Brief:
Read the data line by line and say how many lines contain the string "icon", giving the number alone.

·····

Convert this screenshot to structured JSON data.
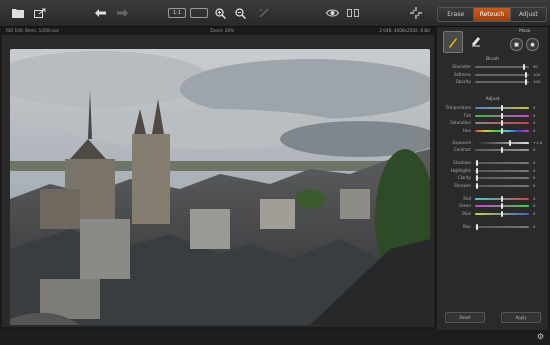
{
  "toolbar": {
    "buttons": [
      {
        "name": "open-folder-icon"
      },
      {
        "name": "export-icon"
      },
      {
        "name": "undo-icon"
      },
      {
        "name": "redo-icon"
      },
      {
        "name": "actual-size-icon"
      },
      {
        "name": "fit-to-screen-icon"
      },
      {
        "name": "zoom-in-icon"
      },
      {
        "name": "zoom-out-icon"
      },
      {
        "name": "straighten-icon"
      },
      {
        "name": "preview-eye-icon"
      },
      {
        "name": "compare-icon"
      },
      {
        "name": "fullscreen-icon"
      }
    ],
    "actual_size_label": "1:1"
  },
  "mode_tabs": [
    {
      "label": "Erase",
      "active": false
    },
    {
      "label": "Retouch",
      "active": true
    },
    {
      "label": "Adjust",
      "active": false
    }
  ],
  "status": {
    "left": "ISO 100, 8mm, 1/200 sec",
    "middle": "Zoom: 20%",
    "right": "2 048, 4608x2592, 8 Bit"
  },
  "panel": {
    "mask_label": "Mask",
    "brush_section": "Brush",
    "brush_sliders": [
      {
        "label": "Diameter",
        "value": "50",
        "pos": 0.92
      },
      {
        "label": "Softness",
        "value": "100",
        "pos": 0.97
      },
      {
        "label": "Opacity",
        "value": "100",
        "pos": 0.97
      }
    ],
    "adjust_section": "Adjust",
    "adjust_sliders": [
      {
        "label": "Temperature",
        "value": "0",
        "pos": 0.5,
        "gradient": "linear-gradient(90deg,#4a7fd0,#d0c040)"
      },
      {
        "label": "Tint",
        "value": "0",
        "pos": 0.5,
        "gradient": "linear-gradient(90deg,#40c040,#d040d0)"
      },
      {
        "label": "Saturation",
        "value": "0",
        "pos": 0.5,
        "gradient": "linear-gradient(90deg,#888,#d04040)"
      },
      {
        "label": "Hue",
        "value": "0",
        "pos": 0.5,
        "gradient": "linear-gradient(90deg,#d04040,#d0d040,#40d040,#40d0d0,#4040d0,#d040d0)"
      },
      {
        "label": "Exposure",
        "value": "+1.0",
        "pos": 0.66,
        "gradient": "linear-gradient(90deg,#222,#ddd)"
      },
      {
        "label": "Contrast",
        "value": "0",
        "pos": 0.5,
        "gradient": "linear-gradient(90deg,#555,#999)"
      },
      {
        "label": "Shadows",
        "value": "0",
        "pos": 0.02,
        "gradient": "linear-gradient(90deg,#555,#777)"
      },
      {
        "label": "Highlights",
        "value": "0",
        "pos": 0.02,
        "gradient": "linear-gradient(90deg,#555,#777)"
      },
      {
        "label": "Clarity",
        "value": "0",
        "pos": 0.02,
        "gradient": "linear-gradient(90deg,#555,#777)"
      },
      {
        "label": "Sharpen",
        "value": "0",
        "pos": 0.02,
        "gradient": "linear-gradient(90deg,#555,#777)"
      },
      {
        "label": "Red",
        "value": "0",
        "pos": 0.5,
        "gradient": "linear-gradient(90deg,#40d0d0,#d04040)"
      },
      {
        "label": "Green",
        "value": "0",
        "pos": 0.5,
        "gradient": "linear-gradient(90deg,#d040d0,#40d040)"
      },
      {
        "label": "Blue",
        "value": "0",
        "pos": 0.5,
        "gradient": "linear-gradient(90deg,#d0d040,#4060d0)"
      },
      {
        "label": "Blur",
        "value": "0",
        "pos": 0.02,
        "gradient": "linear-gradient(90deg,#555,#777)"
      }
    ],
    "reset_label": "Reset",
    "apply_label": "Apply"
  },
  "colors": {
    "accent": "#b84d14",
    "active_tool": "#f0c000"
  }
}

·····

Task response:
12